PROBLEM REQUIREMENTS — Please filter the data down to the lines that include the word "this" and copy them.

Interface dataset entries —
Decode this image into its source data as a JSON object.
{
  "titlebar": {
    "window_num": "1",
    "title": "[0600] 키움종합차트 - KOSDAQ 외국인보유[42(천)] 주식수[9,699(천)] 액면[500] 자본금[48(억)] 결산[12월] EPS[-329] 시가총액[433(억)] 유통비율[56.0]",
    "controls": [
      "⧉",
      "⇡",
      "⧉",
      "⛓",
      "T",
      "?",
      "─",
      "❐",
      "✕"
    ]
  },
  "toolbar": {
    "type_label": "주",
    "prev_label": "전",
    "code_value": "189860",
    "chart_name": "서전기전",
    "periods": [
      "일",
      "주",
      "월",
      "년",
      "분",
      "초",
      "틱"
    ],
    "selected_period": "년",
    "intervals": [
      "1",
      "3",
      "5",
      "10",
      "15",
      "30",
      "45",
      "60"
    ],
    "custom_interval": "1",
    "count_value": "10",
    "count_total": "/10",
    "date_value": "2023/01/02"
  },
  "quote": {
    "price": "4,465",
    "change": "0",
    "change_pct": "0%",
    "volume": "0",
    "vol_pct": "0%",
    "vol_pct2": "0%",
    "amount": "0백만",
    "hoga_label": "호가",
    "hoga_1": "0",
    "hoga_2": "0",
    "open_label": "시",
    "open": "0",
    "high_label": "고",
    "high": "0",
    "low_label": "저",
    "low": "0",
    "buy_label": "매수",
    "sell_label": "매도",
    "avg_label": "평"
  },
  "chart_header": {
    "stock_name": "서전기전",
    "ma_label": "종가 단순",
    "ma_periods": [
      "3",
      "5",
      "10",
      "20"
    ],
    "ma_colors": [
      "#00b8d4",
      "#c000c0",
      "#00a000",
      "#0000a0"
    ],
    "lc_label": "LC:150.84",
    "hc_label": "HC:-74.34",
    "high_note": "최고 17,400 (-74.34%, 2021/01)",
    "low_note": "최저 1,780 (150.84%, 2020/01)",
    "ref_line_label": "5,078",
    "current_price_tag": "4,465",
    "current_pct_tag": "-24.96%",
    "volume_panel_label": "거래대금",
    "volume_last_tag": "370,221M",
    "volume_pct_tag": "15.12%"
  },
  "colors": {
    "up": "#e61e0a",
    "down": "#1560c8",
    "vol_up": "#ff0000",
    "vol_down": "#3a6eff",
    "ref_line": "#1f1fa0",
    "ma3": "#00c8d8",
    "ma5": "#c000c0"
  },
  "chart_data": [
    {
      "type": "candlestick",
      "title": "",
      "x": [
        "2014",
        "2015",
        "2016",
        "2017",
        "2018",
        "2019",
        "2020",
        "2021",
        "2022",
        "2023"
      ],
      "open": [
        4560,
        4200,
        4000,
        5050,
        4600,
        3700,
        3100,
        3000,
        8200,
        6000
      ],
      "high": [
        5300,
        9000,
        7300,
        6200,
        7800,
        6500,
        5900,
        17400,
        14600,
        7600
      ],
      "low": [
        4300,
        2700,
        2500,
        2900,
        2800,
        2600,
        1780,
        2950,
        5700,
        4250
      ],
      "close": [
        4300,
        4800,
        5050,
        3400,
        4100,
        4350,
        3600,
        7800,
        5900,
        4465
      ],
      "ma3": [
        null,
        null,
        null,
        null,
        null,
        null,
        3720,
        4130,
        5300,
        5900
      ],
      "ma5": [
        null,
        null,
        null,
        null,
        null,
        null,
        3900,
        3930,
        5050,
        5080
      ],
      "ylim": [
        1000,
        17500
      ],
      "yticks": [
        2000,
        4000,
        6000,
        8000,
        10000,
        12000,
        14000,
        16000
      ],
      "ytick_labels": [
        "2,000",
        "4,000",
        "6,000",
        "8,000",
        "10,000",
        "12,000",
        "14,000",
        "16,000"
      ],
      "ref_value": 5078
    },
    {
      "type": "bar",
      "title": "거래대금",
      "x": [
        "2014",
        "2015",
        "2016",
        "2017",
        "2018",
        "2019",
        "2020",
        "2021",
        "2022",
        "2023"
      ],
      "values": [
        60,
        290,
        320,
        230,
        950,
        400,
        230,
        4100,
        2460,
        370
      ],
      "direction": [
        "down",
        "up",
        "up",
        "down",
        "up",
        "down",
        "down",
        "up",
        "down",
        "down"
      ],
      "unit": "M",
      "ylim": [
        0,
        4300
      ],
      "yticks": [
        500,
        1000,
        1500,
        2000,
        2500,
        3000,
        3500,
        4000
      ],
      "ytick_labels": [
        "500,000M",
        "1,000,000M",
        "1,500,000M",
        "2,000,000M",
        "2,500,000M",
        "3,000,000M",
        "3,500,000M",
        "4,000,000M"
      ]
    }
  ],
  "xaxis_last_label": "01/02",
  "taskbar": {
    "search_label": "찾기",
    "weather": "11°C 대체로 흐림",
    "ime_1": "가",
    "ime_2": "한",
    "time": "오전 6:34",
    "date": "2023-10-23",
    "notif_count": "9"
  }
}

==

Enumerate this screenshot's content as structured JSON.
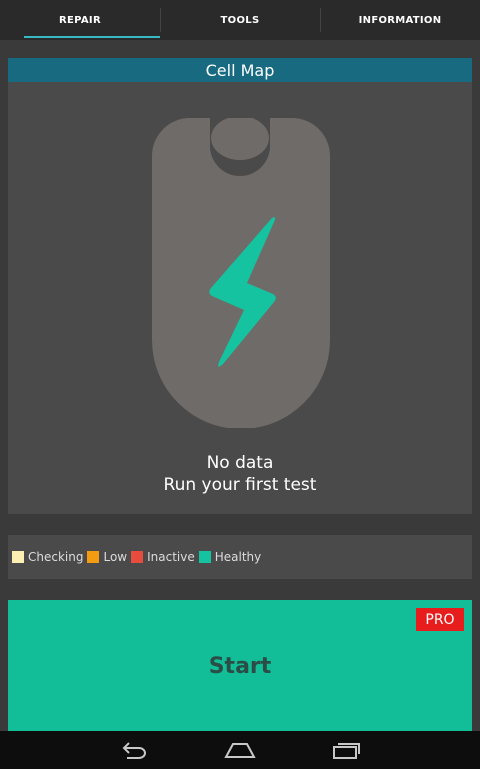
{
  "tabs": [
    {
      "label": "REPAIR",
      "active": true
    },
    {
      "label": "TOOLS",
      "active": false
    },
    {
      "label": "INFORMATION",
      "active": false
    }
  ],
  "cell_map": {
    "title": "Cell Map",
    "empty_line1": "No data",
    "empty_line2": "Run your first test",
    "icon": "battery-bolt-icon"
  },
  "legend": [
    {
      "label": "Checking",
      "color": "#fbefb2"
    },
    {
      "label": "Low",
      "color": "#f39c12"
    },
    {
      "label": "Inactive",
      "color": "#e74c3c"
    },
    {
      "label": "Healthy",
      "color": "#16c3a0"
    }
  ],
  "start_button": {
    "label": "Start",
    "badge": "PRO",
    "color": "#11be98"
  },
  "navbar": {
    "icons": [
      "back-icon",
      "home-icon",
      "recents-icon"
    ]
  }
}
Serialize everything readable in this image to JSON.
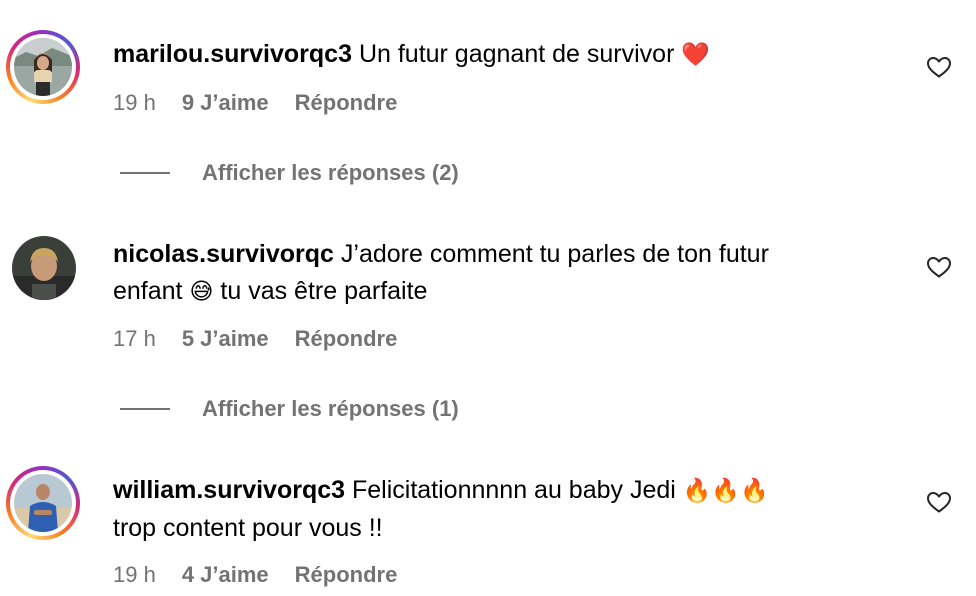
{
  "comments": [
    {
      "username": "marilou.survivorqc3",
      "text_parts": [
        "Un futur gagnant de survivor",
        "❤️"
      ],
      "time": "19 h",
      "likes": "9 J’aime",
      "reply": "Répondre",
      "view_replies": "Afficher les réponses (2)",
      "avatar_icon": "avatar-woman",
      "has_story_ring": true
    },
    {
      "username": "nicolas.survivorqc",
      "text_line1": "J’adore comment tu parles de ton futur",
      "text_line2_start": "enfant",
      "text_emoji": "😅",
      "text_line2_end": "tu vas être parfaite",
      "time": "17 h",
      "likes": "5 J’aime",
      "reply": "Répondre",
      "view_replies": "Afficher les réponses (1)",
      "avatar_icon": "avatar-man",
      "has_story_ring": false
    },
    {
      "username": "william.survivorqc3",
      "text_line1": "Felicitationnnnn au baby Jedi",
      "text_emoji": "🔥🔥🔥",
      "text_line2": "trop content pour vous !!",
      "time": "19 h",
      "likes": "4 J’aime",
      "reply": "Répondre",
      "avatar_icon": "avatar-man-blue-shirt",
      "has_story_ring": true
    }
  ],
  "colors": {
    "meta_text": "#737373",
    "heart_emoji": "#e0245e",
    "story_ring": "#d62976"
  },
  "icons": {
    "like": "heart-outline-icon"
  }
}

ANSWER —
Decode this image into its source data as a JSON object.
Enumerate this screenshot's content as structured JSON.
Serialize everything readable in this image to JSON.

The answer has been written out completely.